-- Sharon in SD (email@example.com), March 12, 2002.
Yeap, the only real difference is how clean it is, my grand father, stored it well and the top of the stack [bags] was for people to eat, it was the dryest thus the cleanest, then the animals got what they needed, then the chickens got theirs after the cows etc, because they could pick over and eat the pieces that where still good and the bugs, the last of it was picked over for any to plant in the garden, and the rest tossed out to rot,
-- Thumper/inOKC (firstname.lastname@example.org), March 13, 2002.
Welllllllllll yes and no corn is graded screened cleaned dried airated. The starch plants do pay on a scale for quality, and reject corn is generally used for animal feeds. Kernal size, moisture content, spoilage, how clean it is from cracked corn and red dog, all makes it either people corn or cattle corn. I thought Starlink got it's self certified for human consumption? No? Bet it burns OK! LOL
-- Ross (email@example.com), March 13, 2002.
Starlink is a dead end.

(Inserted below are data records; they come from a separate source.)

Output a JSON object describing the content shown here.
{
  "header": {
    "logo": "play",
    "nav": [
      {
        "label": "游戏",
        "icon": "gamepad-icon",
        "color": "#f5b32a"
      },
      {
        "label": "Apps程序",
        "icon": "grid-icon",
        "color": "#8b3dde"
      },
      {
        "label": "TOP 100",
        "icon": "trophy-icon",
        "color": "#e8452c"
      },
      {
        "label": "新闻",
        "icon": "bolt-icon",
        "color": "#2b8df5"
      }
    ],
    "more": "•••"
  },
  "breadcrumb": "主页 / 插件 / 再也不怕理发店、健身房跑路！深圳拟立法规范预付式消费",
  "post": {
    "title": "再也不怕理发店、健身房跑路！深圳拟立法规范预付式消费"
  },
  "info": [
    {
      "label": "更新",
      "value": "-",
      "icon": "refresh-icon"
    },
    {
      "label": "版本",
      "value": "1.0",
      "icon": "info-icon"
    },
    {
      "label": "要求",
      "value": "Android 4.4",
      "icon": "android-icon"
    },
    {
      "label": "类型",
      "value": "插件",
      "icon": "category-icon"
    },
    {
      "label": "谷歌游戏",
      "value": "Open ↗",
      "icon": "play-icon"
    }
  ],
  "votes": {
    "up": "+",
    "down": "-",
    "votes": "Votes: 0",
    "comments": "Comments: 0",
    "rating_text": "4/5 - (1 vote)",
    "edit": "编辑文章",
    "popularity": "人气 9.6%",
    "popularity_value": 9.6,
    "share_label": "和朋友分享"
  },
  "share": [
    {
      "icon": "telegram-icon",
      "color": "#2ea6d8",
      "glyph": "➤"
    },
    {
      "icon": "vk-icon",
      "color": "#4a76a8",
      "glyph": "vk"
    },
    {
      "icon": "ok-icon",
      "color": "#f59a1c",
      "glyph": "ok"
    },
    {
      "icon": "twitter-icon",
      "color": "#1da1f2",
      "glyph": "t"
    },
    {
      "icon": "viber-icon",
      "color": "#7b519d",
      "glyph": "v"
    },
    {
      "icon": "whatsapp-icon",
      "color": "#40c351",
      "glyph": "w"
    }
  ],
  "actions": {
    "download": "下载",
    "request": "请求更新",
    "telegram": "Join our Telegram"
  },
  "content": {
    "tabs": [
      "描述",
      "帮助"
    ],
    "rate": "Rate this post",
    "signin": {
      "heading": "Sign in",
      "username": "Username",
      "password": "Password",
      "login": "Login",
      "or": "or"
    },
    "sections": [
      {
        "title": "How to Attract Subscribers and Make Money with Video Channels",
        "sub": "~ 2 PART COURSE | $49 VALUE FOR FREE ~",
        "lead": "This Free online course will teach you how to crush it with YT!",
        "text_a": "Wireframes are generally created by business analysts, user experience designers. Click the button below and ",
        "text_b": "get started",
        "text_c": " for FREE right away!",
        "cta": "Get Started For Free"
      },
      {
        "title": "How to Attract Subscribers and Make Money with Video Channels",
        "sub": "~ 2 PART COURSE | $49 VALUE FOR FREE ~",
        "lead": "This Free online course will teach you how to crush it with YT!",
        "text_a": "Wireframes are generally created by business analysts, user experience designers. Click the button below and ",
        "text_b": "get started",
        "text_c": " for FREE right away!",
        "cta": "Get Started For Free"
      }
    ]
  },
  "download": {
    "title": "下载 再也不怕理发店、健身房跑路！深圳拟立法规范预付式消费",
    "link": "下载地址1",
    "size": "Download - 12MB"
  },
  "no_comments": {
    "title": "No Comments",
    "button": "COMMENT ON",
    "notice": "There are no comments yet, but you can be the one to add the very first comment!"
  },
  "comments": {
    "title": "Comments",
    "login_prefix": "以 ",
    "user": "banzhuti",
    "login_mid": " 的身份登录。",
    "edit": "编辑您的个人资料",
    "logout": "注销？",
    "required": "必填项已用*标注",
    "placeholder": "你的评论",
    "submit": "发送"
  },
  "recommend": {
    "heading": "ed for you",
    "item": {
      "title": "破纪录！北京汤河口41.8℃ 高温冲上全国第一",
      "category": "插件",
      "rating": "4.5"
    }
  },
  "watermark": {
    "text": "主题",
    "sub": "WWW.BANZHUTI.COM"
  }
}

However, it might have gotten an appoval for 3% or less of a sample of corn. Since it cross polinates (duh) it is hard to say any growing plants are 100% this or that. The approval might have been for allowing traces in the corn.
Not much yellow corn is used for human food. Almost all goes to livestock or export. A lot is being used now for sweeteners tho, I guess that is human consumption.
I'm not sure how manure is supposed to get into the corn, during shipping?
-- paul (firstname.lastname@example.org), March 13, 2002.
1. Storing corn is no more difficult that storing wood or oil. You just need to plan for it. Build a vermin tight bin with a vermin tight ventilator. The vent should attach to a perforated tube that at the very least runs through the center of the bin from the bottom to the top. You might find an old metal gravity wagon for this purpose and you might be handy enough to put the vent and lid together yourself. This asusmes that you want to store shelled corn. How many bushels do you think you will need?
2. If you want to store ear corn, you can use a crib. This will likely be more accessable to rodents and birds and insects, but you can invest in some small mesh screen to mitigate. Are you in the north? If you are then I would not worry much about insects in the winter assuming that you store your corn outside which I would recommend. You will need a sheller if you store ear corn. I have a friend in Ohio that grows corn for his stove and the family harvest the corn the old fashioned way and shovel it into a crib as above...that corn is better than wood because it heats about 4 times...
3. If you want to know the moisture content of your corn at any given point in time, weigh out a fixed measure of the corn, place iton a cookie shee tin tht over at about 250 - 300 degrees for a few hours and re weigh it. Actually you just need to re weigh periodically until you get a stable weight. Take the difference in the two weights and divide that by theoriginal weight, multiply by 100 and you have moisture %.
4. Don't buy corn in bags unless you can afford to. That is like buyng fuel oil in gallon cans except it is more expensive and less convenient. Fill your trailer or the back of your pickup or a bunch of garbage cans or something at the elevator to avoid premium prices...or get your neighbor to sell you a gravity wagon full...and see if you can store their wagon at yor place for the winter. You won't have to worry about moisture or birds if it is the wagon with just a tarp over it. You don't want to store corn over the summer anyway so...
5. For immediate in house storage, come up with a nice attractive bin that holds the bushel or five that you want to keep inside. Rodents won't be any more attracted to this than to the flour in your pantry. In summer though empty it out or make it a fairly air tight cover to keep moths out of it.
6. Invest in a small tower bin made of corrugated sheet metal up on legs. Put an auger beneath it that runs inside your house and deposits corn inside when you want it at the flip of a switch. You could do that for 250 bushels for under 2 grand I bet...less if you are handy. these bins are quite vermin proof if you close the loading port.
-- Oscar H. Will III (email@example.com), March 14, 2002.